::: STORED DATA
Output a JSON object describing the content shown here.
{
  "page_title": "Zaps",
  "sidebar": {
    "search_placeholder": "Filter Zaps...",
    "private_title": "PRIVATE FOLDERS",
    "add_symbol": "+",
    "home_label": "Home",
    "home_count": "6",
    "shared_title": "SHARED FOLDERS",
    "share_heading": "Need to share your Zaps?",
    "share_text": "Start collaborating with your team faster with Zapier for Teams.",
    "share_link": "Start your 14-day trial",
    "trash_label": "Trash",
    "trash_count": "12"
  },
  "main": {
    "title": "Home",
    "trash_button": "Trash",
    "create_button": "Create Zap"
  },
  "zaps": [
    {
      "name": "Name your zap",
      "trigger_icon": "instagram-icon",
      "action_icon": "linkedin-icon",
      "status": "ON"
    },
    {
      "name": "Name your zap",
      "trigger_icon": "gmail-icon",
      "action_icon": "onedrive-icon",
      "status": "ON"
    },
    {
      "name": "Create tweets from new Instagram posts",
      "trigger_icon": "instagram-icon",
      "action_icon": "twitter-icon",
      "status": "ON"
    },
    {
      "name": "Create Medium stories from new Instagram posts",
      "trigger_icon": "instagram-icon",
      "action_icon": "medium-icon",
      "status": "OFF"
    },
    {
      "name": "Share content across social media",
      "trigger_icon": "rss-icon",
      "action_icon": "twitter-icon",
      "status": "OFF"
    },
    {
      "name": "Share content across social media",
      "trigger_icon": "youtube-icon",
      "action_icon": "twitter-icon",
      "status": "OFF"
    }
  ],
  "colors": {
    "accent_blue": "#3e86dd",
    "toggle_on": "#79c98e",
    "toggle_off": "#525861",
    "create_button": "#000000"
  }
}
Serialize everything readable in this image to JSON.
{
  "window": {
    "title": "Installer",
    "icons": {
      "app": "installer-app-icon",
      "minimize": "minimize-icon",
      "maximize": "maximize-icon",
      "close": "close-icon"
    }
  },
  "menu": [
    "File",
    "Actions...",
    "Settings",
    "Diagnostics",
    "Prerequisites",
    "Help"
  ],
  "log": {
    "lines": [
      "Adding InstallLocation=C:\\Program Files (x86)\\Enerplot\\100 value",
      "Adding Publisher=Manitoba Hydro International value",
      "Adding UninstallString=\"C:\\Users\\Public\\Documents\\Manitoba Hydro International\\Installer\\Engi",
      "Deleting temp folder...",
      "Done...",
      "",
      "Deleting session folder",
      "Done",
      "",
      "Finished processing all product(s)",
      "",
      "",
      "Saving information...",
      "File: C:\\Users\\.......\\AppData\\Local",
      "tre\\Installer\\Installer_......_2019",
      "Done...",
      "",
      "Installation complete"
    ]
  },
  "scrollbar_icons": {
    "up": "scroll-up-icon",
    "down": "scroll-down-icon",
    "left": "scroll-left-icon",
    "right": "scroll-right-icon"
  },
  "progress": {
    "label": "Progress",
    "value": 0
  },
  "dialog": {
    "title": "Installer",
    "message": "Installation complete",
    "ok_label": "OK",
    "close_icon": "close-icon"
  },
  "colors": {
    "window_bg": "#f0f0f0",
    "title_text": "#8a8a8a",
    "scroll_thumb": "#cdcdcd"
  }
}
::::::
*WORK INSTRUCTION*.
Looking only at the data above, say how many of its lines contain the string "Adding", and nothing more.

*SOLUTION FOR THIS TASK*.
3